__Brief__.
Using the records below, filter out every line that lacks "results" and copy the rest.

__The records__.
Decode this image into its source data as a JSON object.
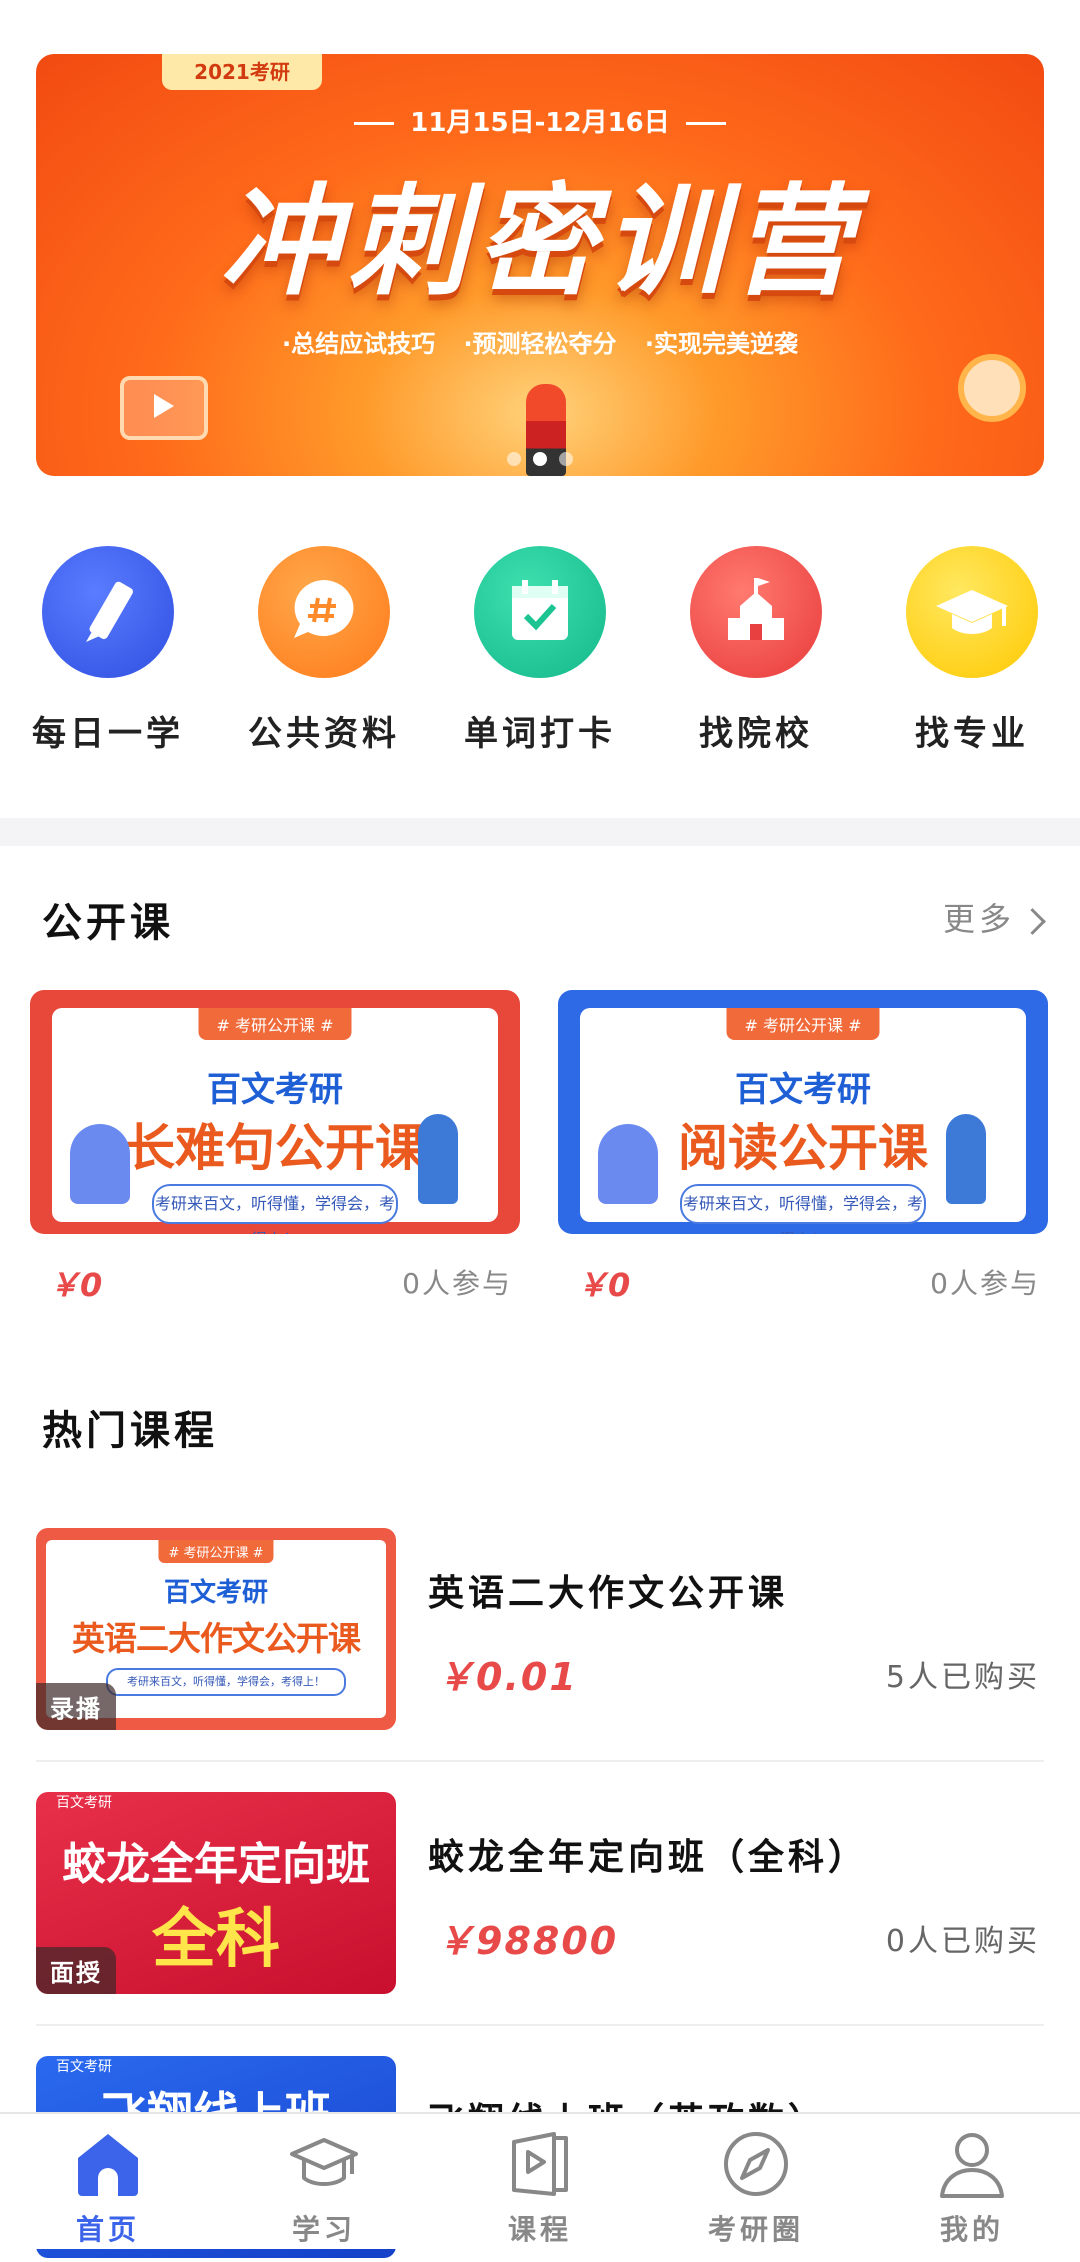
{
  "banner": {
    "year_tag": "2021考研",
    "dates": "11月15日-12月16日",
    "title": "冲刺密训营",
    "points": "·总结应试技巧  ·预测轻松夺分  ·实现完美逆袭",
    "dots": 3,
    "active_dot": 1
  },
  "quick_menu": [
    {
      "label": "每日一学",
      "icon": "pencil-icon",
      "color": "#3b5cf0"
    },
    {
      "label": "公共资料",
      "icon": "chat-hash-icon",
      "color": "#ff8a2a"
    },
    {
      "label": "单词打卡",
      "icon": "calendar-check-icon",
      "color": "#22c79a"
    },
    {
      "label": "找院校",
      "icon": "school-icon",
      "color": "#f0504a"
    },
    {
      "label": "找专业",
      "icon": "graduation-cap-icon",
      "color": "#ffd420"
    }
  ],
  "open_course": {
    "title": "公开课",
    "more": "更多",
    "cards": [
      {
        "tag": "# 考研公开课 #",
        "brand": "百文考研",
        "course": "长难句公开课",
        "slogan": "考研来百文，听得懂，学得会，考得上！",
        "price": "￥0",
        "count": "0人参与",
        "frame": "#e8483a"
      },
      {
        "tag": "# 考研公开课 #",
        "brand": "百文考研",
        "course": "阅读公开课",
        "slogan": "考研来百文，听得懂，学得会，考得上！",
        "price": "￥0",
        "count": "0人参与",
        "frame": "#2f6ae6"
      }
    ]
  },
  "hot_courses": {
    "title": "热门课程",
    "items": [
      {
        "title": "英语二大作文公开课",
        "price": "￥0.01",
        "buyers": "5人已购买",
        "badge": "录播",
        "thumb": {
          "tag": "# 考研公开课 #",
          "brand": "百文考研",
          "course": "英语二大作文公开课",
          "slogan": "考研来百文，听得懂，学得会，考得上！"
        }
      },
      {
        "title": "蛟龙全年定向班（全科）",
        "price": "￥98800",
        "buyers": "0人已购买",
        "badge": "面授",
        "thumb": {
          "small": "百文考研",
          "line1": "蛟龙全年定向班",
          "line2": "全科"
        }
      },
      {
        "title": "飞翔线上班（英政数）",
        "price": "",
        "buyers": "",
        "badge": "",
        "thumb": {
          "small": "百文考研",
          "line1": "飞翔线上班"
        }
      }
    ]
  },
  "bottom_nav": [
    {
      "label": "首页",
      "icon": "home-icon",
      "active": true
    },
    {
      "label": "学习",
      "icon": "mortarboard-icon",
      "active": false
    },
    {
      "label": "课程",
      "icon": "video-book-icon",
      "active": false
    },
    {
      "label": "考研圈",
      "icon": "compass-icon",
      "active": false
    },
    {
      "label": "我的",
      "icon": "user-icon",
      "active": false
    }
  ],
  "colors": {
    "accent": "#3b64ea",
    "price": "#e84a4a",
    "muted": "#888888"
  }
}
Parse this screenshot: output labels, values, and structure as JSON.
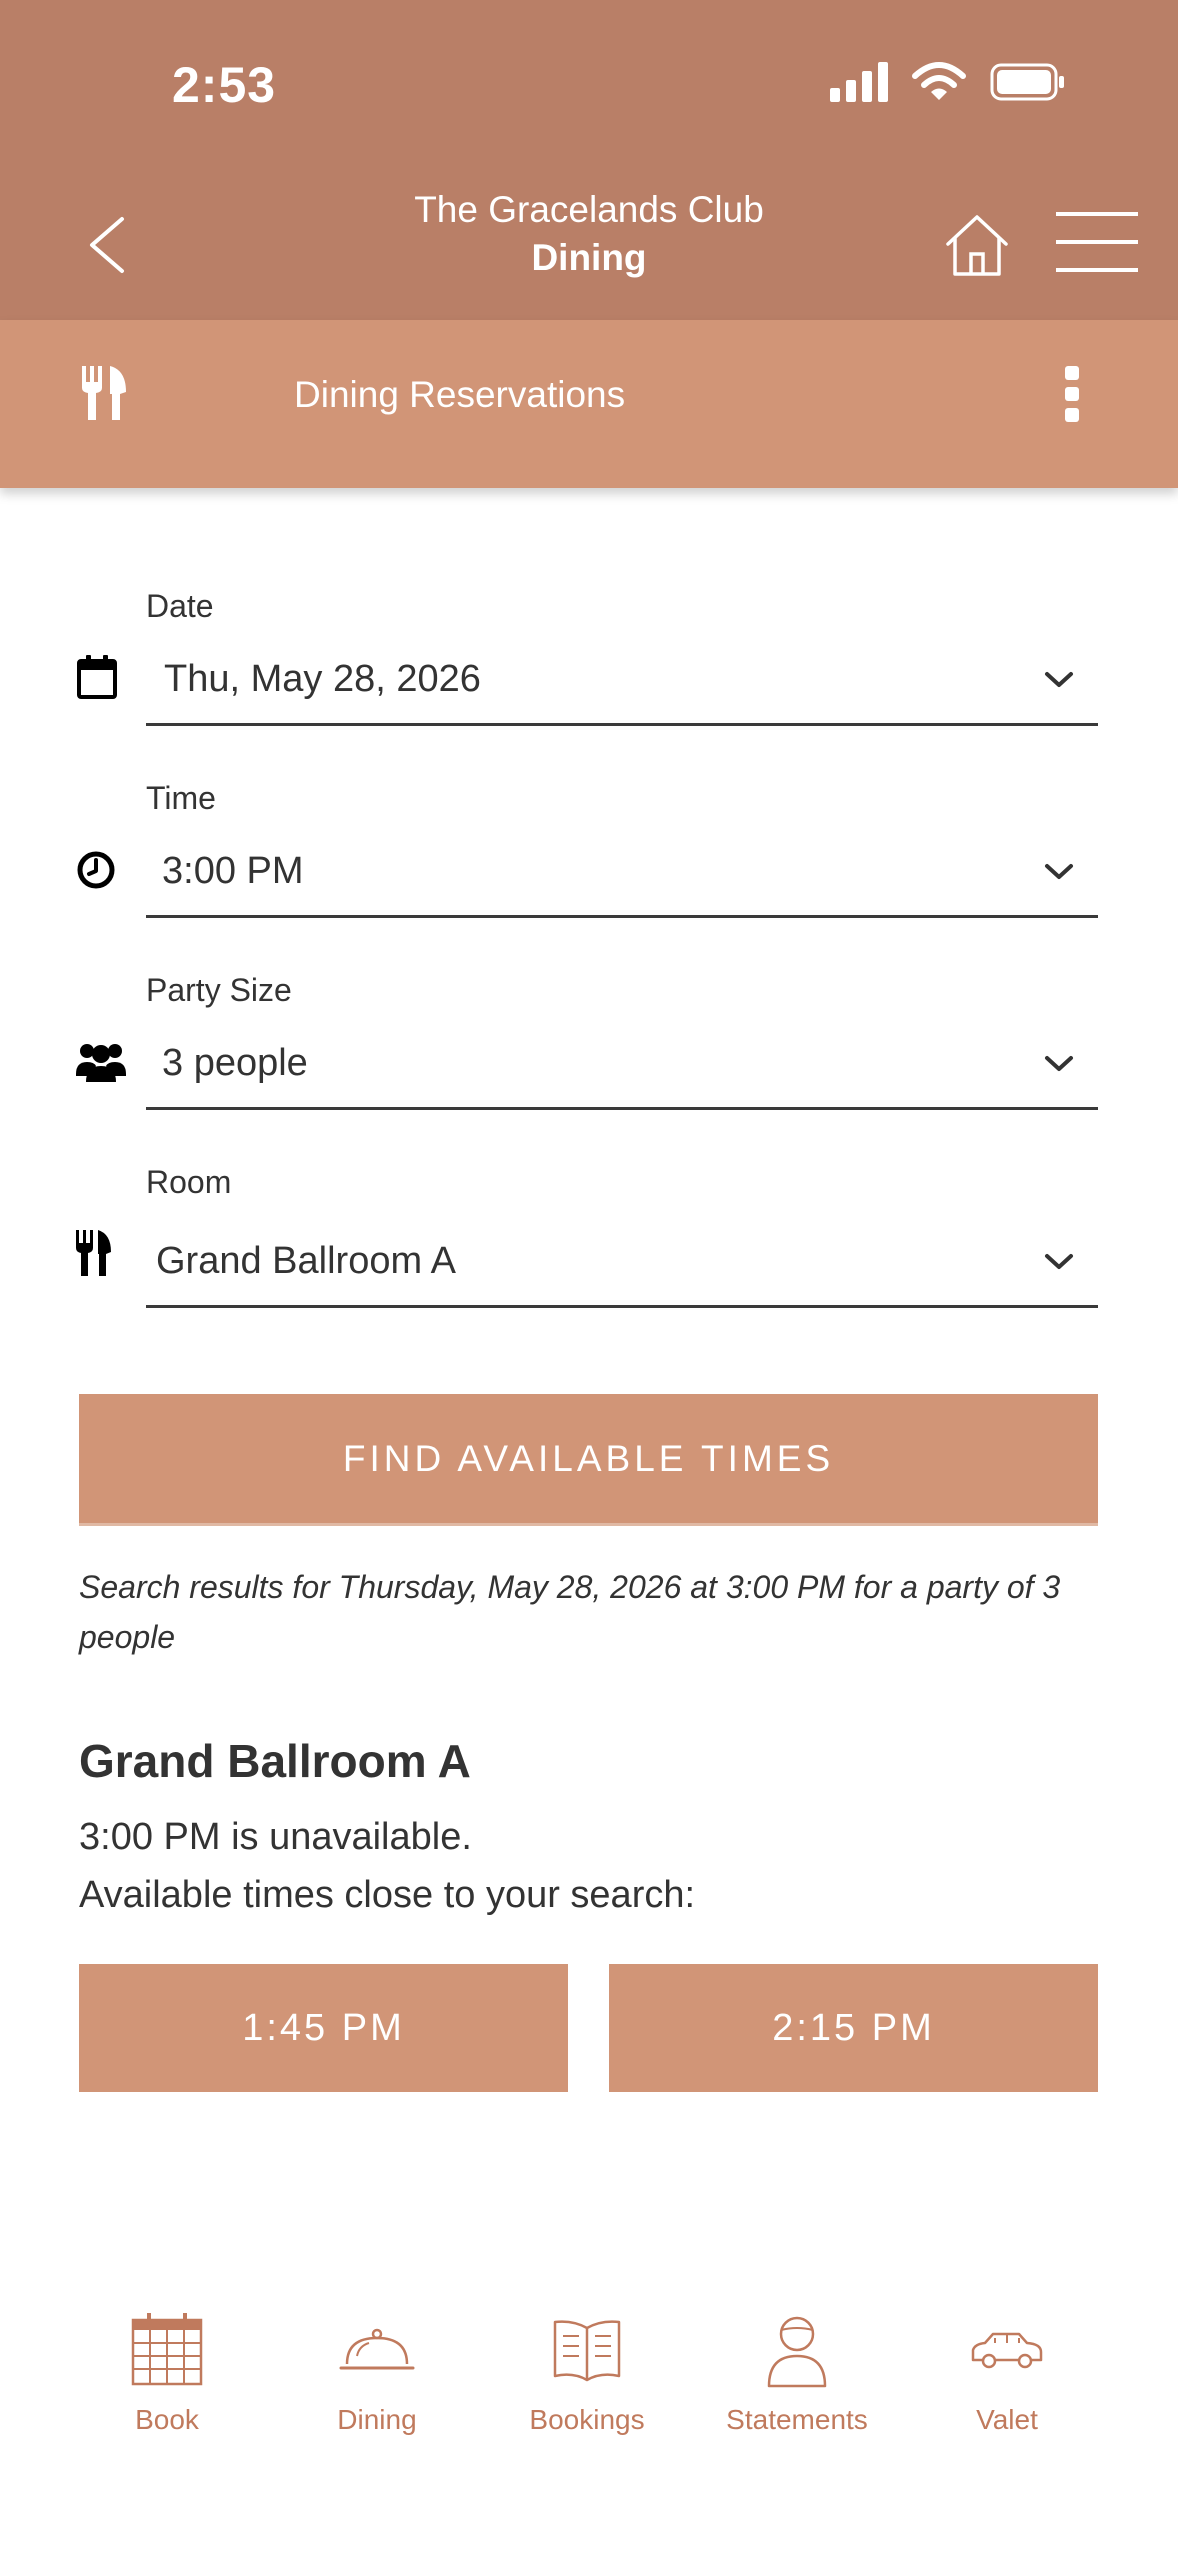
{
  "status_bar": {
    "time": "2:53",
    "icons": [
      "cellular-signal-icon",
      "wifi-icon",
      "battery-icon"
    ]
  },
  "header": {
    "club_name": "The Gracelands Club",
    "section": "Dining",
    "back_icon": "chevron-left-icon",
    "home_icon": "home-icon",
    "menu_icon": "hamburger-menu-icon"
  },
  "subheader": {
    "icon": "utensils-icon",
    "title": "Dining Reservations",
    "more_icon": "kebab-menu-icon"
  },
  "form": {
    "date": {
      "label": "Date",
      "value": "Thu, May 28, 2026",
      "icon": "calendar-icon"
    },
    "time": {
      "label": "Time",
      "value": "3:00 PM",
      "icon": "clock-icon"
    },
    "party_size": {
      "label": "Party Size",
      "value": "3 people",
      "icon": "users-icon"
    },
    "room": {
      "label": "Room",
      "value": "Grand Ballroom A",
      "icon": "utensils-icon"
    },
    "find_button": "FIND AVAILABLE TIMES"
  },
  "results": {
    "summary": "Search results for Thursday, May 28, 2026 at 3:00 PM for a party of 3 people",
    "room_name": "Grand Ballroom A",
    "unavailable_text": "3:00 PM is unavailable.",
    "alternatives_label": "Available times close to your search:",
    "slots": [
      "1:45 PM",
      "2:15 PM"
    ]
  },
  "bottom_nav": {
    "items": [
      {
        "label": "Book",
        "icon": "calendar-grid-icon"
      },
      {
        "label": "Dining",
        "icon": "cloche-icon"
      },
      {
        "label": "Bookings",
        "icon": "open-book-icon"
      },
      {
        "label": "Statements",
        "icon": "person-icon"
      },
      {
        "label": "Valet",
        "icon": "car-icon"
      }
    ]
  },
  "colors": {
    "header": "#b97f67",
    "subheader": "#d19577",
    "button": "#d19577",
    "nav_accent": "#c07a5d",
    "text": "#333333"
  }
}
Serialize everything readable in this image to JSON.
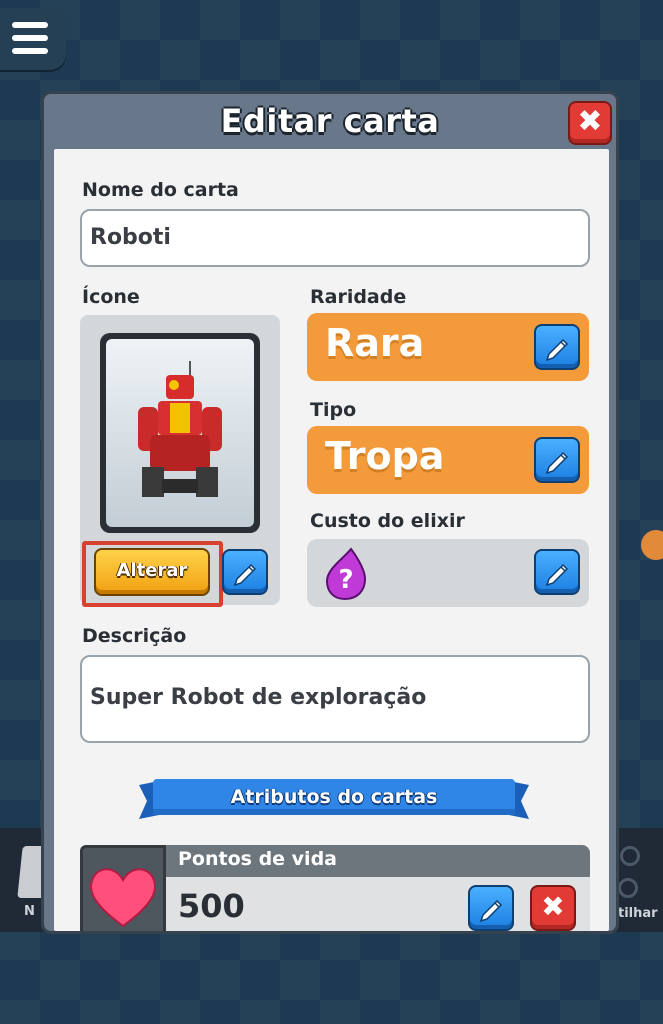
{
  "dialog": {
    "title": "Editar carta",
    "close_label": "✖"
  },
  "name_field": {
    "label": "Nome do carta",
    "value": "Roboti"
  },
  "icon_section": {
    "label": "Ícone",
    "change_button": "Alterar"
  },
  "rarity": {
    "label": "Raridade",
    "value": "Rara"
  },
  "type": {
    "label": "Tipo",
    "value": "Tropa"
  },
  "elixir_cost": {
    "label": "Custo do elixir",
    "value": "?"
  },
  "description": {
    "label": "Descrição",
    "value": "Super Robot de exploração"
  },
  "attributes": {
    "banner": "Atributos do cartas",
    "items": [
      {
        "name": "Pontos de vida",
        "value": "500",
        "icon": "heart-icon"
      }
    ]
  },
  "bottom_bar": {
    "left_label": "N",
    "right_label": "tilhar"
  },
  "colors": {
    "accent_orange": "#f39a3a",
    "button_blue": "#1c7fe2",
    "close_red": "#e23a35",
    "selection_outline": "#d8402f"
  },
  "icons": [
    "menu-icon",
    "close-icon",
    "pencil-icon",
    "elixir-drop-icon",
    "heart-icon",
    "robot-card-image"
  ]
}
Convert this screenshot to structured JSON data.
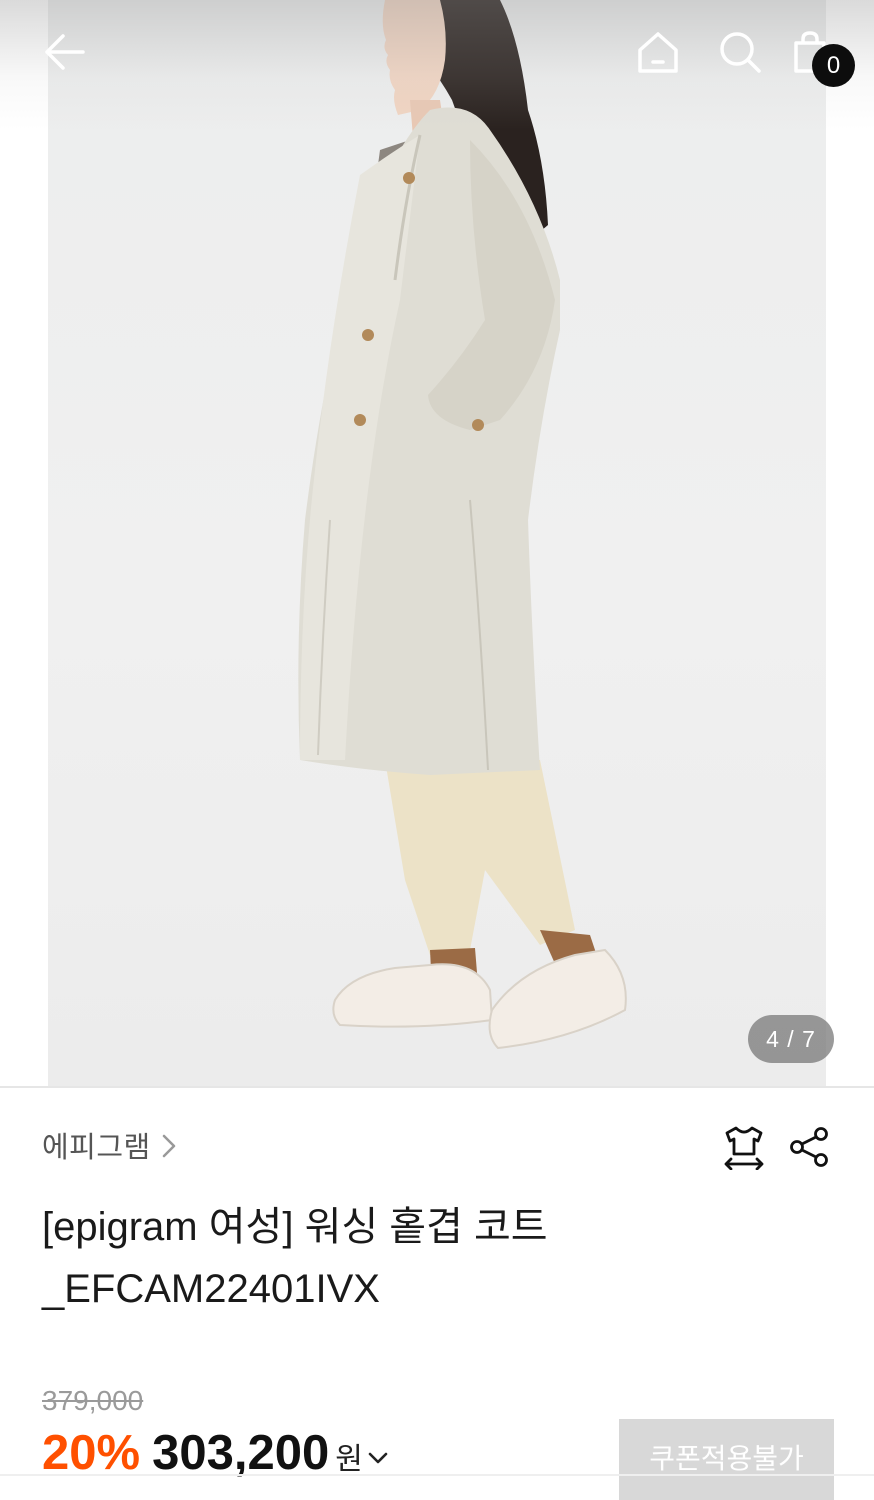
{
  "header": {
    "back_icon": "arrow-left-icon",
    "home_icon": "home-icon",
    "search_icon": "search-icon",
    "cart_icon": "shopping-bag-icon",
    "cart_count": "0"
  },
  "gallery": {
    "current": 4,
    "total": 7,
    "indicator": "4 / 7"
  },
  "product": {
    "brand": "에피그램",
    "brand_chevron_icon": "chevron-right-icon",
    "fit_icon": "size-fit-shirt-icon",
    "share_icon": "share-icon",
    "title_line1": "[epigram 여성] 워싱 홑겹 코트",
    "title_line2": "_EFCAM22401IVX",
    "original_price": "379,000",
    "discount": "20%",
    "sale_price": "303,200",
    "currency": "원",
    "price_detail_icon": "chevron-down-icon",
    "coupon_label": "쿠폰적용불가"
  },
  "colors": {
    "discount": "#ff5000",
    "badge": "#0d0d0d",
    "coupon_disabled": "#d8d8d8"
  }
}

__Result below__.
  "results": {
    "summary": "Search results for Thursday, May 28, 2026 at 3:00 PM for a party of 3 people",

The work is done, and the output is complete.